Saturday, 9 January 2010
Friday, 8 January 2010
The problem with oil spills is that the detergents used to clean up the shoreline and shallows following these disasters can be as damaging as the oil itself. Indeed there is some evidence that the recovery of untreated shoreline is as rapid as the recovery of treated shoreline. This is where mushrooms – with a little help from matted hair – come into play:
“In the aftermath of the Cosco Busan oil spill in San Francisco Bay last November, woven mats of human hair were used to absorb the oil from the beaches. Oyster mushrooms were layered between the oil-soaked mats and allowed to work their magic.
In just 12 weeks, the mushrooms consumed the oil and the hair, turning the whole mess into soil. When you think about the fact that the hair waste from salons usually goes into landfill and that oil from oil spills is generally incinerated after it’s cleaned up, this is an improvement on a massive scale”
Pretty impressive stuff – both as an example of recycling and also as a use for mushrooms. The search for applications for this mycological marvel continued and in Fort Bragg, California an experiment got under way to see if mushrooms could be used to remove dioxins and other contaminants from the soil. The project is led by Paul E. Stamets (pictured above), author of “Mycelium Running: How Mushrooms Can Help Save the World.” The mushrooms used were local and applied naturally:
“Quick to caution against easy remedies — “I am not a panacea for all their problems” — he said he had hope for cleaning up dioxin and other hazardous substances on the site. “The less recalcitrant toxins could be broken down within 10 years.”
At least two dioxin-degrading species of mushroom indigenous to the Northern California coast could work, he said: turkey tail and oyster mushrooms. Turkey tails have ruffled edges and are made into medicinal tea.

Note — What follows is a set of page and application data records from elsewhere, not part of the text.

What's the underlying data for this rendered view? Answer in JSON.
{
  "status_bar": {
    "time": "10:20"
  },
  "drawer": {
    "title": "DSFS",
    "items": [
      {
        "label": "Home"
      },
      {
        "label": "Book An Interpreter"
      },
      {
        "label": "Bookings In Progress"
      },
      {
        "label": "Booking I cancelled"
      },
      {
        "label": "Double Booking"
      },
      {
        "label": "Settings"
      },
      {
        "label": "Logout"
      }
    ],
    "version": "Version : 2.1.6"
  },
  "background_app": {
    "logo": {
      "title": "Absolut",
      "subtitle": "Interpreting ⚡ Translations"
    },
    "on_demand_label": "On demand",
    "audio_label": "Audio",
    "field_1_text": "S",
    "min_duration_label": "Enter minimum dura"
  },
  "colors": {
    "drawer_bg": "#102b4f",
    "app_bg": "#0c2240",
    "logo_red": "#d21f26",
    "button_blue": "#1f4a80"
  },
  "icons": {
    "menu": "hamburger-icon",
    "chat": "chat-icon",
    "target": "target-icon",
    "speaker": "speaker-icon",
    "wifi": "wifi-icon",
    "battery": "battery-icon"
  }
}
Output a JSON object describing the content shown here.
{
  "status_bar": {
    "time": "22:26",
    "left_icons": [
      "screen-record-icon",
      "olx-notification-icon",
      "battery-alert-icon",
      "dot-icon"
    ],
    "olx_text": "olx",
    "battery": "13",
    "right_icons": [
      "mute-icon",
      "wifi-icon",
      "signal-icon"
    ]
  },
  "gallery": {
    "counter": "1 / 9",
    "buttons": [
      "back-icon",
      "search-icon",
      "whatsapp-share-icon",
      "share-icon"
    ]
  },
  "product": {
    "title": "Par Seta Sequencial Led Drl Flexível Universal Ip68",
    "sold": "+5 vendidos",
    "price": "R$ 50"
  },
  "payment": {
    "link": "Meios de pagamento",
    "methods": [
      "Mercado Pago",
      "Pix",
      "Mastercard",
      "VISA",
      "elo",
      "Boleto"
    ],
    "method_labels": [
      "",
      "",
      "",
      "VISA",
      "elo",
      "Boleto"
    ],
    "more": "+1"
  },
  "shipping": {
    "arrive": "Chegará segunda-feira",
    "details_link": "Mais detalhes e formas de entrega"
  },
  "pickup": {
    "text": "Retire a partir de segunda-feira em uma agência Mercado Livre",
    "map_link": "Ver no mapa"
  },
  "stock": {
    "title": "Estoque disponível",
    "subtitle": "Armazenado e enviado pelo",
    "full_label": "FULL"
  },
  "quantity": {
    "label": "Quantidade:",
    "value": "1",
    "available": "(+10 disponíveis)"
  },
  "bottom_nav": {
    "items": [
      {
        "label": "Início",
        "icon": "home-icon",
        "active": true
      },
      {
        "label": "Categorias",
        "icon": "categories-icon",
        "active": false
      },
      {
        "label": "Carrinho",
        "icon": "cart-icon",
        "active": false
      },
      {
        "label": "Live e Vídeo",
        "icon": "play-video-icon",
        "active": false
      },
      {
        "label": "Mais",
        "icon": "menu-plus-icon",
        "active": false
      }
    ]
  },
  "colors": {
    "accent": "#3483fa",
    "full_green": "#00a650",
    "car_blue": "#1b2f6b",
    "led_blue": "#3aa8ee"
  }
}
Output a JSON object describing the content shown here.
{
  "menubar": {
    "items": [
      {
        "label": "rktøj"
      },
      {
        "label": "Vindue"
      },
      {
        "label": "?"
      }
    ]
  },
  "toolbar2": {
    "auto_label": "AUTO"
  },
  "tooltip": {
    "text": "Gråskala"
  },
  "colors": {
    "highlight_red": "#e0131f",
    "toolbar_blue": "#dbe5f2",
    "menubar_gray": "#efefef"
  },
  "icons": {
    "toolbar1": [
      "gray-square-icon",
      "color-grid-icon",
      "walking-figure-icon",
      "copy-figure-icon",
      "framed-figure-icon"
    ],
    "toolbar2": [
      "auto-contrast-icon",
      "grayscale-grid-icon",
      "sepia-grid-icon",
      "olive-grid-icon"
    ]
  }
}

Oyster mushrooms have domed tops and are frequently found in Asian food.”
Now there are some problems – this mushroom-based bioremediation is slow and many of the possible benefits remain unproven. However, given the amount of contaminated land and the environmental cost of current remediation methods (chiefly the removal of contaminated soil from the site and its dumping elsewhere), this mycological bioremediation represents real progress.
And Paul Stamets continues to make the case for the importance of fungi to the planet from his Fungi Perfecti business:
“Covering most all landmasses on the planet are huge masses of fine filaments of living cells from a kingdom barely explored. More than 8 miles of these cells, called mycelia, can permeate a cubic inch of soil. Fungal mats are now known as the largest biological entities on the planet, with some individuals covering more than 20,000 acres. Growing outwards at one quarter to two inches per day, the momentum of mycelial mass from a single mushroom species staggers the imagination. These silent mycelial tsunamis affect all biological systems upon which they are dependent. As they mature and die back, panoply of other fungi quickly come into play. Every ounce of soil does not host just one species, but literally thousands of species of fungi. Of the estimated 1–2 million species of fungi—about 150,000 species being mushrooms—we have catalogued only about 50,000, of which 14,000 have been identified with a species name. The genetic diversity of fungi is vast by design, and apparently crucial for life to continue.”
Put simply mushrooms are essential to the creation and maintenance of soil – we should cherish and encourage fungi. Without them the world would be a barren – and less tasty – place.